“Our slogan in our office is that it takes all of us to prevent violence. It’s really how we are thinking creatively and outside the box to ensure that we’re supporting one another, as well as our business community.”

But do Black businesses know about these resources? “We’re working hard to get the word out about the availability of our programs and our opportunities,” White said, “in particular, around the funding.” 

She added, “I think one of the challenges that we’re all experiencing—those of us who work in any public or community safety realm—is the demand versus our capacity. Our violence interrupters, our other programs initiative that we have, and businesses and individuals and organizations, are oftentimes asking for [our team’s] presence and [our] support.”

White continued, “But we only have a limited number of teams who, you know, they employ folks part-time for the limited schedule and availability of them to help show up and provide a presence in community answered and challenge.” 

Peterson also highlighted the interconnectedness of safety and systemic issues, stating. “In this conversation, I think it’s also important that we don’t lose sight of the complexity of violence.

“If we don’t also address the complex, upstream factors that contribute to violence—including longstanding systemic and institutional factors rooted in racism—we won’t be able to sustainably address the community violence that’s unfairly, disproportionately impacting communities of color in Minneapolis and in this country.”

McDowell offered a last word on some simple steps businesses can take to make patrons and community members feel safer. “You know, people … lot of times they don’t feel safe, that’s why they don’t get out and patronize businesses and different things, so it’s important we build the community we want to see. 

“One of the other shop owners, they asked me about, how do I keep people from standing in front of the door because they noticed that nobody stands in front of Sammy’s. And he’s like, ‘How do you get these people to just move?’

“I was like, you go talk to them; they are people—go talk to them. And once I’ve done that, you know, I haven’t had much of a problem with people standing in front of that space. 
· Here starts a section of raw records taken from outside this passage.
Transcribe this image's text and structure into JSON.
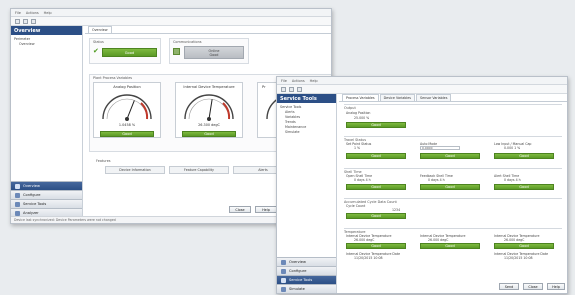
{
  "back_window": {
    "menu": [
      "File",
      "Actions",
      "Help"
    ],
    "pane_title": "Overview",
    "tree": [
      "Perimeter",
      "Overview"
    ],
    "nav": [
      "Overview",
      "Configure",
      "Service Tools",
      "Analyzer"
    ],
    "tabs": [
      "Overview"
    ],
    "status_label": "Status",
    "status_value": "Good",
    "comm_label": "Communications",
    "comm_value": "Online",
    "comm_sub": "Good",
    "gauges_label": "Plant Process Variables",
    "gauges": [
      {
        "title": "Analog Position",
        "value": "1.0458 %",
        "status": "Good",
        "level": 0.62
      },
      {
        "title": "Internal Device Temperature",
        "value": "26.300 degC",
        "status": "Good",
        "level": 0.55
      },
      {
        "title": "Pr",
        "value": "",
        "status": "",
        "level": 0.5
      }
    ],
    "features_label": "Features",
    "features": [
      "Device Information",
      "Feature Capability",
      "Alerts"
    ],
    "ok": "Close",
    "help": "Help",
    "statusbar": "Device last synchronized: Device Parameters were not changed"
  },
  "front_window": {
    "menu": [
      "File",
      "Actions",
      "Help"
    ],
    "pane_title": "Service Tools",
    "tree": [
      "Service Tools",
      "Alerts",
      "Variables",
      "Trends",
      "Maintenance",
      "Simulate"
    ],
    "nav": [
      "Overview",
      "Configure",
      "Service Tools",
      "Simulate"
    ],
    "tabs": [
      "Process Variables",
      "Device Variables",
      "Sensor Variables"
    ],
    "groups": [
      {
        "title": "Output",
        "fields": [
          {
            "label": "Analog Position",
            "value": "25.000 %"
          }
        ],
        "status": [
          "Good"
        ]
      },
      {
        "title": "Travel Status",
        "fields": [
          {
            "label": "Set Point Status",
            "value": "1 %"
          },
          {
            "label": "Auto Mode",
            "value": "0.0000"
          },
          {
            "label": "Low Input / Manual Cap",
            "value": "0.000 1 %"
          }
        ],
        "status": [
          "Good",
          "Good",
          "Good"
        ]
      },
      {
        "title": "Shell Time",
        "fields": [
          {
            "label": "Open Shell Time",
            "value": "0 days 4 h"
          },
          {
            "label": "Feedback Shell Time",
            "value": "0 days 4 h"
          },
          {
            "label": "Alert Shell Time",
            "value": "0 days 4 h"
          }
        ],
        "status": [
          "Good",
          "Good",
          "Good"
        ]
      },
      {
        "title": "Accumulated Cycle Data Count",
        "fields": [
          {
            "label": "Cycle Count",
            "value": "1234"
          }
        ],
        "status": [
          "Good"
        ]
      },
      {
        "title": "Temperature",
        "fields": [
          {
            "label": "Internal Device Temperature",
            "value": "26.000 degC"
          },
          {
            "label": "Internal Device Temperature",
            "value": "26.000 degC"
          },
          {
            "label": "Internal Device Temperature",
            "value": "26.000 degC"
          }
        ],
        "status": [
          "Good",
          "Good",
          "Good"
        ]
      }
    ],
    "extra": [
      {
        "label": "Internal Device Temperature Date",
        "value": "11/20/2015 10:08"
      },
      {
        "label": "Internal Device Temperature Date",
        "value": "11/20/2015 10:08"
      }
    ],
    "buttons": [
      "Send",
      "Close",
      "Help"
    ]
  }
}
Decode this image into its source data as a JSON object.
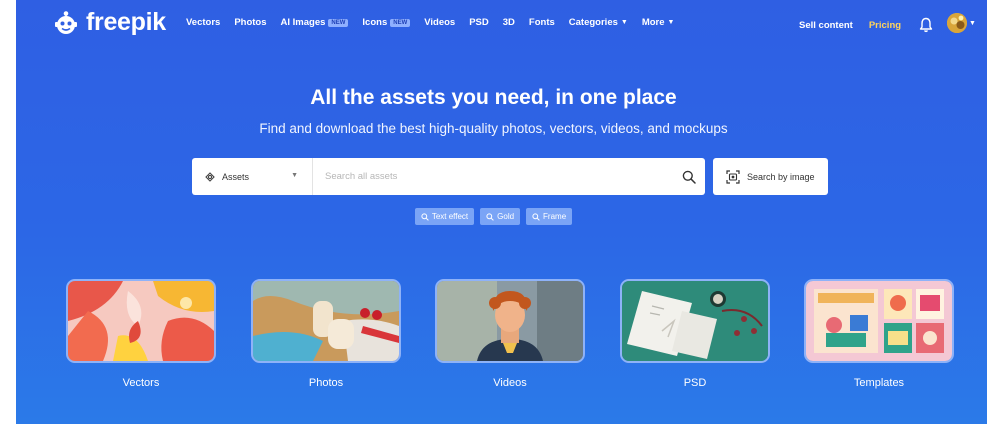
{
  "brand": {
    "name": "freepik"
  },
  "nav": {
    "items": [
      {
        "label": "Vectors",
        "badge": "",
        "caret": false
      },
      {
        "label": "Photos",
        "badge": "",
        "caret": false
      },
      {
        "label": "AI Images",
        "badge": "NEW",
        "caret": false
      },
      {
        "label": "Icons",
        "badge": "NEW",
        "caret": false
      },
      {
        "label": "Videos",
        "badge": "",
        "caret": false
      },
      {
        "label": "PSD",
        "badge": "",
        "caret": false
      },
      {
        "label": "3D",
        "badge": "",
        "caret": false
      },
      {
        "label": "Fonts",
        "badge": "",
        "caret": false
      },
      {
        "label": "Categories",
        "badge": "",
        "caret": true
      },
      {
        "label": "More",
        "badge": "",
        "caret": true
      }
    ],
    "sell_content": "Sell content",
    "pricing": "Pricing",
    "notification_icon": "bell-icon",
    "avatar_icon": "avatar"
  },
  "hero": {
    "title": "All the assets you need, in one place",
    "subtitle": "Find and download the best high-quality photos, vectors, videos, and mockups"
  },
  "search": {
    "type_selected": "Assets",
    "placeholder": "Search all assets",
    "value": "",
    "search_by_image": "Search by image",
    "suggestions": [
      "Text effect",
      "Gold",
      "Frame"
    ]
  },
  "categories": [
    {
      "label": "Vectors"
    },
    {
      "label": "Photos"
    },
    {
      "label": "Videos"
    },
    {
      "label": "PSD"
    },
    {
      "label": "Templates"
    }
  ],
  "colors": {
    "hero_bg": "#2f5fe3",
    "pricing": "#ffd55c",
    "chip_bg": "#7aa4f6",
    "card_border": "#8eb2f8"
  }
}
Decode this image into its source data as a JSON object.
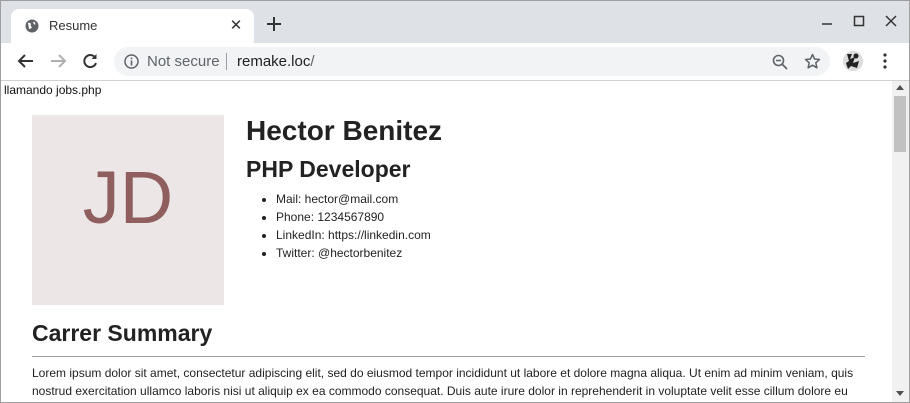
{
  "browser": {
    "tab_title": "Resume",
    "security_label": "Not secure",
    "url_host": "remake.loc",
    "url_path": "/",
    "icons": [
      "globe-icon",
      "close-icon",
      "plus-icon",
      "minimize-icon",
      "maximize-icon",
      "window-close-icon",
      "back-arrow-icon",
      "forward-arrow-icon",
      "reload-icon",
      "info-icon",
      "zoom-out-icon",
      "star-icon",
      "avatar",
      "kebab-menu-icon"
    ]
  },
  "page": {
    "debug_text": "llamando jobs.php",
    "photo_initials": "JD",
    "name": "Hector Benitez",
    "role": "PHP Developer",
    "contacts": [
      "Mail: hector@mail.com",
      "Phone: 1234567890",
      "LinkedIn: https://linkedin.com",
      "Twitter: @hectorbenitez"
    ],
    "summary_title": "Carrer Summary",
    "summary_text": "Lorem ipsum dolor sit amet, consectetur adipiscing elit, sed do eiusmod tempor incididunt ut labore et dolore magna aliqua. Ut enim ad minim veniam, quis nostrud exercitation ullamco laboris nisi ut aliquip ex ea commodo consequat. Duis aute irure dolor in reprehenderit in voluptate velit esse cillum dolore eu"
  },
  "colors": {
    "tabbar": "#dee1e6",
    "photo_bg": "#ede6e6",
    "photo_text": "#8f5e5f"
  }
}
“I always say to folks [loitering], ‘You’re more than welcome to come inside. Have a seat, even if you’re hot, or you’re just out here. You can come inside and have a seat.’ And it benefits me too because it makes it look like we’re busy when we’re really not at that moment.”

As the old saying goes, “If you aren’t part of the solution, you are part of the problem.” McDowell is one example of how we can help create the spaces we want to see during these harrowing times.

To learn more about resources in the Office of Violence Prevention, visit